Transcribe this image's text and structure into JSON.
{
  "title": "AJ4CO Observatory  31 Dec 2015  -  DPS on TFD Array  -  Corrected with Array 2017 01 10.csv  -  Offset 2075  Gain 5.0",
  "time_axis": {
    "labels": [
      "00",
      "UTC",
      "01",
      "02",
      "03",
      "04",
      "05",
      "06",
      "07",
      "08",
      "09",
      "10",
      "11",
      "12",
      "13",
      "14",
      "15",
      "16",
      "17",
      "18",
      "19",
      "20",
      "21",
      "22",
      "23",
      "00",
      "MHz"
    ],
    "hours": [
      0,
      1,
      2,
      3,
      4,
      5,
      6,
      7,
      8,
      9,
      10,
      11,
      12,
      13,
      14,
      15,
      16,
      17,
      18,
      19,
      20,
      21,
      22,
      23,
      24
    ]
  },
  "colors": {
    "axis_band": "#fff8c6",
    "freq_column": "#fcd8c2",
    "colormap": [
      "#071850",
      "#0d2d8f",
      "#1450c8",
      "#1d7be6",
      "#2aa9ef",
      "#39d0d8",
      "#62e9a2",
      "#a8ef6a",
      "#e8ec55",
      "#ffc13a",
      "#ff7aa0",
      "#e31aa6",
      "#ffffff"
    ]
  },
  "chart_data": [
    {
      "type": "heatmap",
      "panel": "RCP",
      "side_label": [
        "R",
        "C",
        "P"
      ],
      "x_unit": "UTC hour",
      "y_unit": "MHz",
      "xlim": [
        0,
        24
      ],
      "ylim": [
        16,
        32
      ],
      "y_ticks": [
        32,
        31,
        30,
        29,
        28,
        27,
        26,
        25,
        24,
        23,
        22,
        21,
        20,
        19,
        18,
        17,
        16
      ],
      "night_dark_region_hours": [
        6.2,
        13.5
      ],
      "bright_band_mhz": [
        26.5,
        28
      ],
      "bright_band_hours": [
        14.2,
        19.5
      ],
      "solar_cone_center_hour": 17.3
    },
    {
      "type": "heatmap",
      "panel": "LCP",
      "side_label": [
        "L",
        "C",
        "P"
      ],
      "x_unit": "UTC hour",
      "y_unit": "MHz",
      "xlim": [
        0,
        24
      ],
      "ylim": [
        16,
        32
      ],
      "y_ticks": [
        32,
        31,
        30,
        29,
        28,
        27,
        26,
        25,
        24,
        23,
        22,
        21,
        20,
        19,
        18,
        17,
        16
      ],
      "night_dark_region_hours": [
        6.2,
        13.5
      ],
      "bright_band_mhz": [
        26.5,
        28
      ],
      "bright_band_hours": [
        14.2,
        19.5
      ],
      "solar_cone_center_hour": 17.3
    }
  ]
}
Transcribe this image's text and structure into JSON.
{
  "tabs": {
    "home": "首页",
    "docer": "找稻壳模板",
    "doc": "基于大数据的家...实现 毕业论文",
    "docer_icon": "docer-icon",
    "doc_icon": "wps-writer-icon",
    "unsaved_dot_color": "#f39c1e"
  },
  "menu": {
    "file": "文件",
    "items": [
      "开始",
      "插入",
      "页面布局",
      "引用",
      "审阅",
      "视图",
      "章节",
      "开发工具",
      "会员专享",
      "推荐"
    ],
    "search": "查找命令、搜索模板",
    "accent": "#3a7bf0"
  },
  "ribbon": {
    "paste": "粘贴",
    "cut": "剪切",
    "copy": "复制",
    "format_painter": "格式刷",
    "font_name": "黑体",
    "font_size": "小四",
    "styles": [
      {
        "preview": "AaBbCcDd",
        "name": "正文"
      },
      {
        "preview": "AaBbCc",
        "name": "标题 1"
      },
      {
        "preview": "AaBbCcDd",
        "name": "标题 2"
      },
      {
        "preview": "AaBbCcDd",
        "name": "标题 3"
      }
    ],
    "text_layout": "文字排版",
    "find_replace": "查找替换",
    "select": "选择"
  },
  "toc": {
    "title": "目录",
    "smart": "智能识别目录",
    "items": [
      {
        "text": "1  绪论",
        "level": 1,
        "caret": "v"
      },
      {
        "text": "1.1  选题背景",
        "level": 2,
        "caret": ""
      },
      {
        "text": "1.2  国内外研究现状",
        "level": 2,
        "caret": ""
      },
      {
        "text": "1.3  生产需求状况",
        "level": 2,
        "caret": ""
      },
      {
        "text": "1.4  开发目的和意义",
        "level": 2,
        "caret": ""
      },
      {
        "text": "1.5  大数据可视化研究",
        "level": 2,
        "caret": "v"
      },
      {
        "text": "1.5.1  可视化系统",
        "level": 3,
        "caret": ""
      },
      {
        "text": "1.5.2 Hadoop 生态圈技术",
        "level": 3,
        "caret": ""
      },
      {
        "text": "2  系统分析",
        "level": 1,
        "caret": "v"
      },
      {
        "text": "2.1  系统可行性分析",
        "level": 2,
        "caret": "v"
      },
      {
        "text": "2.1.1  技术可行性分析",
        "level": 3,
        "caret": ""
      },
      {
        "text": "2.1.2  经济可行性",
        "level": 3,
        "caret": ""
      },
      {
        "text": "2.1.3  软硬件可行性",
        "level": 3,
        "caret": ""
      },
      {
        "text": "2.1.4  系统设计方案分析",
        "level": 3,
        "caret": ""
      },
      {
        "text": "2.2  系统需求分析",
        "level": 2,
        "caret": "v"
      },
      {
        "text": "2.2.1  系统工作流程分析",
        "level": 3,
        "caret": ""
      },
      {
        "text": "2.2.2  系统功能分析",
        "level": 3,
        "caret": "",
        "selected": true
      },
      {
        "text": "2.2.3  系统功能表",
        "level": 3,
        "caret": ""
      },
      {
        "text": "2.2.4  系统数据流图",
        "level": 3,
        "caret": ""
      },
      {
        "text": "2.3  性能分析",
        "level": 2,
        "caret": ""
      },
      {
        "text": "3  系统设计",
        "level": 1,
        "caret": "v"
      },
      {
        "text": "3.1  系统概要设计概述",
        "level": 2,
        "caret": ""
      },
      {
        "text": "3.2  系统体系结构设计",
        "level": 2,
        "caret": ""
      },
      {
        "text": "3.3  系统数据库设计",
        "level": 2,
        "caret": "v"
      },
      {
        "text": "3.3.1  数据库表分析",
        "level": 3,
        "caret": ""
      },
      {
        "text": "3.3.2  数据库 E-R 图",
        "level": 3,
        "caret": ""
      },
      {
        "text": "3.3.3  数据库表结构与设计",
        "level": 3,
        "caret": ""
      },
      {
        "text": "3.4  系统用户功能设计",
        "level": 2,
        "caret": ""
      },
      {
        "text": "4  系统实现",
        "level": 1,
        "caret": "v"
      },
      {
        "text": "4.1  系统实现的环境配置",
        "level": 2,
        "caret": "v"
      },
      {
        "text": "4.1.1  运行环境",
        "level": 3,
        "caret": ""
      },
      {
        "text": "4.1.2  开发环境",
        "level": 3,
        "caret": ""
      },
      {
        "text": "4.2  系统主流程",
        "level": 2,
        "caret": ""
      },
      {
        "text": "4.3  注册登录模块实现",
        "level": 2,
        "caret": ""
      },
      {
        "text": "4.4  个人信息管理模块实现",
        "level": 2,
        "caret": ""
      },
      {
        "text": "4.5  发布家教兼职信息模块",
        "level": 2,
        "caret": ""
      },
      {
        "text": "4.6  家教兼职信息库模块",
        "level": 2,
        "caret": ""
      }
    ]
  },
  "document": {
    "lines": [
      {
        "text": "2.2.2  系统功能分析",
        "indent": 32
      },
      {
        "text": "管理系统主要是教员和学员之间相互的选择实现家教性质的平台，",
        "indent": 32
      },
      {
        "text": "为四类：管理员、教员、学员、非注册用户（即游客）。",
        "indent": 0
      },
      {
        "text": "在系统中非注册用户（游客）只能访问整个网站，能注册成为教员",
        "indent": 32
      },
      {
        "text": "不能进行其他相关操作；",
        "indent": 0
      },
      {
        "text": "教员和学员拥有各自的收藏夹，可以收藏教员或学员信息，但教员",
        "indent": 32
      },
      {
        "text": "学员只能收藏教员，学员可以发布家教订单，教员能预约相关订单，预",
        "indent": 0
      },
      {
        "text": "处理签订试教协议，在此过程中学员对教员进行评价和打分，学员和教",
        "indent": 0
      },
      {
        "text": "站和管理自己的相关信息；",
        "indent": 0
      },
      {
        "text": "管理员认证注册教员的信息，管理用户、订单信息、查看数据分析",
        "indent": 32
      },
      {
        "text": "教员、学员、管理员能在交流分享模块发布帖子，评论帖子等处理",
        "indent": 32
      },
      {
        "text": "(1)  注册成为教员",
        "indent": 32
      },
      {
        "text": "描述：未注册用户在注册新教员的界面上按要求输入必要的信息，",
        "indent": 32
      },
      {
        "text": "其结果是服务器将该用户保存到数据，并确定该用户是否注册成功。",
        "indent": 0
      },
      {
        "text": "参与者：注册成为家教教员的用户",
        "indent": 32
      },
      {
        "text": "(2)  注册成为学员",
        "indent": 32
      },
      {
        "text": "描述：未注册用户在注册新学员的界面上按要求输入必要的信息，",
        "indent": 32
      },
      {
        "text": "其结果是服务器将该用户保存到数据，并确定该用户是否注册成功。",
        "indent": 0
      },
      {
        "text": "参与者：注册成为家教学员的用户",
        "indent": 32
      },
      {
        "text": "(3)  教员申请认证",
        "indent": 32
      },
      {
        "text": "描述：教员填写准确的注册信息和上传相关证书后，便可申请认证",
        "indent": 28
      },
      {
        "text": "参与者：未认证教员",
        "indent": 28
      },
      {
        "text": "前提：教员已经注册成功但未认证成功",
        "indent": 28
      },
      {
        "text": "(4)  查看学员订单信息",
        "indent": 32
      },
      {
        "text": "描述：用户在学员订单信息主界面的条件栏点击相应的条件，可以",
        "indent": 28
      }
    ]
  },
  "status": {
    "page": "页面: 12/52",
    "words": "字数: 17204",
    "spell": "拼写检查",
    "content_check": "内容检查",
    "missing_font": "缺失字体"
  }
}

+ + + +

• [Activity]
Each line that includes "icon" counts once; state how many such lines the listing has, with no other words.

• [Result]
2